Posted by John on November 17th, 2011
I read a blog about the curated playlist versus the computer generated algorithm. Some highlights:
So is curated radio dead? Will music directors be replaced by computers armed with 5 billion data points to decide what songs to play? … Creative music programming is an art, perhaps a dying art, but not a dead art. … A listener quickly becomes bored with a string of similarly sounding songs. She needs the right touch of variety. Something that surprises in a pleasant way. Thats the art that every good music director, every good nightclub DJ understands.
Read the blog here. It got me thinking…
There’s so much music. How do you start a playlist?
It starts with a center sound or core artists, much like how Pandora uses a starting point to launch a personal playlist. Every playlist has a central core based around sound and artists. We build from there with humans making the choices in what to play.
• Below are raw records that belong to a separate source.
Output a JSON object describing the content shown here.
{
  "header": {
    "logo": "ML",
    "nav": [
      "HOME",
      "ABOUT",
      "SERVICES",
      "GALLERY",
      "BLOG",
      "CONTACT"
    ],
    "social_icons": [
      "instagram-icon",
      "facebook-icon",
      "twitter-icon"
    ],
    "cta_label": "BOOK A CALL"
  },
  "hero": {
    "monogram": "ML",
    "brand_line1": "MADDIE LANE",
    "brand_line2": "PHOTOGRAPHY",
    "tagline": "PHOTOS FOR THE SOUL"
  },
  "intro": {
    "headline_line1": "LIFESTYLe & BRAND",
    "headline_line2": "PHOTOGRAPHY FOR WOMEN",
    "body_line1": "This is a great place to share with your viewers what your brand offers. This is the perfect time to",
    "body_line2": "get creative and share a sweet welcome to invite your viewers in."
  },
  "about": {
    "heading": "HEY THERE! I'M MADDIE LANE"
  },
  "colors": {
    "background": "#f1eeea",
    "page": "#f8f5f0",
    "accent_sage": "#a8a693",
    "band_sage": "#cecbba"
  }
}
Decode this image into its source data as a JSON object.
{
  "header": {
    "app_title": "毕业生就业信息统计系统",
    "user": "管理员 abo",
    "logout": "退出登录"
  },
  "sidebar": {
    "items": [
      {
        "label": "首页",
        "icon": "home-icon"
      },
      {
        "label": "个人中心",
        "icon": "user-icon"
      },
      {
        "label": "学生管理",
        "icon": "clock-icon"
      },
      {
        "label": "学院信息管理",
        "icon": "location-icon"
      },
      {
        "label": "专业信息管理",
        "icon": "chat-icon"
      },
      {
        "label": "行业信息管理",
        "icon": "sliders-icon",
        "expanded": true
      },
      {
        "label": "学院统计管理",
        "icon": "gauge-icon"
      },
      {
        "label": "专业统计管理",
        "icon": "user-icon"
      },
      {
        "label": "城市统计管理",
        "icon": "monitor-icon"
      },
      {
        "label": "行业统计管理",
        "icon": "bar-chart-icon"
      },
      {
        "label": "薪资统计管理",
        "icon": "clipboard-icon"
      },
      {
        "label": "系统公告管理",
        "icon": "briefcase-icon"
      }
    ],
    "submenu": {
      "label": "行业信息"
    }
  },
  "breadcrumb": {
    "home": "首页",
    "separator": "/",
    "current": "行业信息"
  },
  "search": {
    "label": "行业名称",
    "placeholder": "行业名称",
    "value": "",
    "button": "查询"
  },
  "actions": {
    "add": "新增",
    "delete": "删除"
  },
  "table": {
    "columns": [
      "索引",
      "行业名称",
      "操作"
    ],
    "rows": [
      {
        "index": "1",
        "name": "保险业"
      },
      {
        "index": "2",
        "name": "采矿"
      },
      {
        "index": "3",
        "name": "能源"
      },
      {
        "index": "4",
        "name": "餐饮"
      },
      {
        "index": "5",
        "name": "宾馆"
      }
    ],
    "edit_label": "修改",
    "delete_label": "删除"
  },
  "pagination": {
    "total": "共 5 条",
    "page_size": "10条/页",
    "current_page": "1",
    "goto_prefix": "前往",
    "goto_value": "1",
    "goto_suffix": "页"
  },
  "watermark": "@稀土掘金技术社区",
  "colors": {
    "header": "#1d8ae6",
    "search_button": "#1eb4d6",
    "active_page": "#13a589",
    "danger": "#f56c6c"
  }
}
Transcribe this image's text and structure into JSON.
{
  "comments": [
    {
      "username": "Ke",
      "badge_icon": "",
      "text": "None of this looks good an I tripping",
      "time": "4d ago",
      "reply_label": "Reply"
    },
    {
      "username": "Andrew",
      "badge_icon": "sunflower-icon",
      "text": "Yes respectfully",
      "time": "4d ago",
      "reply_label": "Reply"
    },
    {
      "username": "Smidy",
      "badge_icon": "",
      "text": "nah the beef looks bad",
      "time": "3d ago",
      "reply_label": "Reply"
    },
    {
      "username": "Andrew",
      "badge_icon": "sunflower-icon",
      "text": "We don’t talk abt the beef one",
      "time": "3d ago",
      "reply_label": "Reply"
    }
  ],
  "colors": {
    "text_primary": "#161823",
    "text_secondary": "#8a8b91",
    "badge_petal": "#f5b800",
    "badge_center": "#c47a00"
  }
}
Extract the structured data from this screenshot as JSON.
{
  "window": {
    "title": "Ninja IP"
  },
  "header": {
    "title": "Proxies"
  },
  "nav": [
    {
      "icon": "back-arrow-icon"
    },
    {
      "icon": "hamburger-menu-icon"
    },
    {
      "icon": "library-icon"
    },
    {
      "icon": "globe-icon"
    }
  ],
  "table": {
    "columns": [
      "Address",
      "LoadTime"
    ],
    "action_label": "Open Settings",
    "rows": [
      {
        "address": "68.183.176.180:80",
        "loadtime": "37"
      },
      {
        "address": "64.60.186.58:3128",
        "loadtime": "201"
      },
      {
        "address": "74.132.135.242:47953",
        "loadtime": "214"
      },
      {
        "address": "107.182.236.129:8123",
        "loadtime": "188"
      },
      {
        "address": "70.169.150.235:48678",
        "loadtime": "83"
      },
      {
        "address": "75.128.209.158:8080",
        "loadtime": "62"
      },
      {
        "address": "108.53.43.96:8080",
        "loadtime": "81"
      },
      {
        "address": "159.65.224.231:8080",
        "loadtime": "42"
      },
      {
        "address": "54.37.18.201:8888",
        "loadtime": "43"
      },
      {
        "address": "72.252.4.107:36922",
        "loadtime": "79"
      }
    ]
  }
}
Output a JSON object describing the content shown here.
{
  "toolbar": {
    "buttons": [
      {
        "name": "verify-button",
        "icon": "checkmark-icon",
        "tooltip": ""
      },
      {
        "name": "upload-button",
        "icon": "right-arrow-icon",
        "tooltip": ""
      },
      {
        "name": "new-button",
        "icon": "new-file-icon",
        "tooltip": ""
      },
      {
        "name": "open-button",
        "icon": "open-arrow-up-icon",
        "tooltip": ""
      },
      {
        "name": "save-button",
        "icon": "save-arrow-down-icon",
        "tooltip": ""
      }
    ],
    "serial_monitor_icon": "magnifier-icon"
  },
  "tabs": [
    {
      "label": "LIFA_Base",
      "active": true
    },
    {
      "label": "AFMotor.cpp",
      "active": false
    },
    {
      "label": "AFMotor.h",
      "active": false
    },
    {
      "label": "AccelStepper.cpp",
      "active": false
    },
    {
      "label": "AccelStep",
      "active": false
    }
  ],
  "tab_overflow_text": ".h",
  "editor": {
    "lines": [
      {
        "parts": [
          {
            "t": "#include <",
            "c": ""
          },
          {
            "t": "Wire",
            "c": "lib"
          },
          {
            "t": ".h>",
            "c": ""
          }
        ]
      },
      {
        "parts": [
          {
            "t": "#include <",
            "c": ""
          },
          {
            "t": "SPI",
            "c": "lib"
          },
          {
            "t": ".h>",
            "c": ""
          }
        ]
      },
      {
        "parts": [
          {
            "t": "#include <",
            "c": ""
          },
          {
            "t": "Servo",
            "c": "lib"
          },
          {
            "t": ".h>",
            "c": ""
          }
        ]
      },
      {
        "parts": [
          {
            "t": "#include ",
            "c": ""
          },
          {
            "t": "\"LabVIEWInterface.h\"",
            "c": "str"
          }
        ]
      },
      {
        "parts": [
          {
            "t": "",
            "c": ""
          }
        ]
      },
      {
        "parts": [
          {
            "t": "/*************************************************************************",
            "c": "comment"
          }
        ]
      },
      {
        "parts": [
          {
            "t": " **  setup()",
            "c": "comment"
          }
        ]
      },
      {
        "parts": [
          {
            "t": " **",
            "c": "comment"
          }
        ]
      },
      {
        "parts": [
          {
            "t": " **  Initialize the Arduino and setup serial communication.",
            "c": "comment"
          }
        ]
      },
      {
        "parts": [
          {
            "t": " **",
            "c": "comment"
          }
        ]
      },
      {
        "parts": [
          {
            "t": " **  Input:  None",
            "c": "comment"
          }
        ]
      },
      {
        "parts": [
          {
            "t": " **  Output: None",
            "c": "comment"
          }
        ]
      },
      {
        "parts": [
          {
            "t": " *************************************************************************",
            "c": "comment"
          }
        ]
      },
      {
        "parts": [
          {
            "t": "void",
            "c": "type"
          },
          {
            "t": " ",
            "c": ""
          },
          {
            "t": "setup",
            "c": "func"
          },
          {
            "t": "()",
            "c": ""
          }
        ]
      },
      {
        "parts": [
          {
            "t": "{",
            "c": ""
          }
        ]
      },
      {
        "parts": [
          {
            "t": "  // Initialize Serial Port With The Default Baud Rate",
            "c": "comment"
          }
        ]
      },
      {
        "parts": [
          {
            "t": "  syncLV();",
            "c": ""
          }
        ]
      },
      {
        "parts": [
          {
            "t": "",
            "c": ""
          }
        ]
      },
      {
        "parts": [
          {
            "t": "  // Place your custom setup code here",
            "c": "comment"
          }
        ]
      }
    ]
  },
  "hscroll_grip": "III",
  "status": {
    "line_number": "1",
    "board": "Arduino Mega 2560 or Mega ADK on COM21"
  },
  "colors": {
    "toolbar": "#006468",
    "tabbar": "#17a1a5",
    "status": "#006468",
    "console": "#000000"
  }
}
At Custom Channels, we use sophisticated software to help us create our playlists. We’ve assigned some basic coding elements to each song in our huge song library – that helps us choose what songs go into creating a playlist. We don’t let the computer data choose the songs for us.
The computer software then helps us avoid repetition. It guides us to keep the same song from playing too often, keeps the same artist from playing too often, and keeps similar music styles from clumping (for example, it might be OK to have some blues on the playlist but we don’t want a string of three or four blues song in a row).
Algorithms might be good when a music service is creating millions of playlists at once, like Pandora. But when a music service is handcrafted, like Custom Channels, human music curators are better.
Computers running algorithms
Jason Lucero, a Custom Channels music curator
We’re a music service that believes in music curators using music software to create the finest custom playlists. We still think there’s an art to selecting the song library and sequence of the playlist. Plus, we have a lot of fun doing it, so why turn it over to an algorithm!?Share this: